What the task requires: Report how many lines in the data include the string "устройства", and add nothing else.

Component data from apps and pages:
------------------------

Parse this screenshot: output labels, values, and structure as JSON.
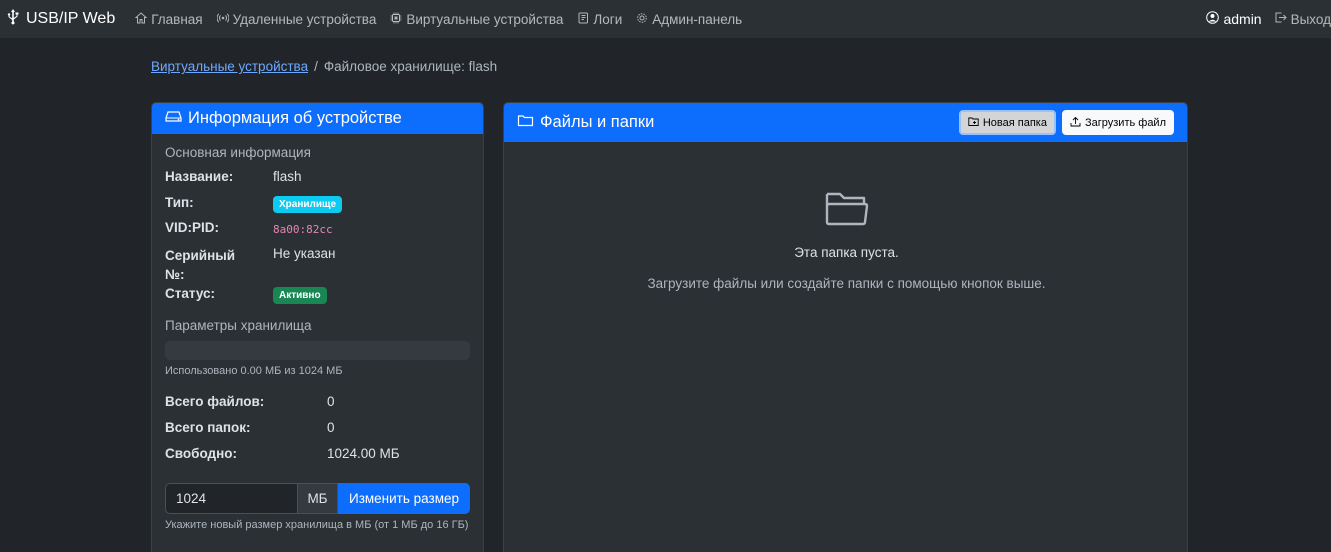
{
  "navbar": {
    "brand": "USB/IP Web",
    "links": [
      {
        "label": "Главная",
        "icon": "home-icon"
      },
      {
        "label": "Удаленные устройства",
        "icon": "broadcast-icon"
      },
      {
        "label": "Виртуальные устройства",
        "icon": "cpu-icon"
      },
      {
        "label": "Логи",
        "icon": "journal-icon"
      },
      {
        "label": "Админ-панель",
        "icon": "gear-icon"
      }
    ],
    "user": "admin",
    "logout": "Выход"
  },
  "breadcrumb": {
    "parent": "Виртуальные устройства",
    "current": "Файловое хранилище: flash"
  },
  "device_card": {
    "title": "Информация об устройстве",
    "basic_section": "Основная информация",
    "rows": [
      {
        "label": "Название:",
        "value": "flash"
      },
      {
        "label": "Тип:",
        "value": "Хранилище"
      },
      {
        "label": "VID:PID:",
        "value": "8a00:82cc"
      },
      {
        "label": "Серийный №:",
        "value": "Не указан"
      },
      {
        "label": "Статус:",
        "value": "Активно"
      }
    ],
    "storage_section": "Параметры хранилища",
    "usage_fraction": 0.0,
    "usage_text": "Использовано 0.00 МБ из 1024 МБ",
    "stats": [
      {
        "label": "Всего файлов:",
        "value": "0"
      },
      {
        "label": "Всего папок:",
        "value": "0"
      },
      {
        "label": "Свободно:",
        "value": "1024.00 МБ"
      }
    ],
    "size_input_value": "1024",
    "size_unit": "МБ",
    "resize_button": "Изменить размер",
    "resize_help": "Укажите новый размер хранилища в МБ (от 1 МБ до 16 ГБ)"
  },
  "files_card": {
    "title": "Файлы и папки",
    "new_folder_button": "Новая папка",
    "upload_button": "Загрузить файл",
    "empty_title": "Эта папка пуста.",
    "empty_subtitle": "Загрузите файлы или создайте папки с помощью кнопок выше."
  },
  "colors": {
    "primary": "#0d6efd",
    "info_badge": "#0dcaf0",
    "success_badge": "#198754",
    "background": "#212529"
  }
}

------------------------

Result of the exercise: 3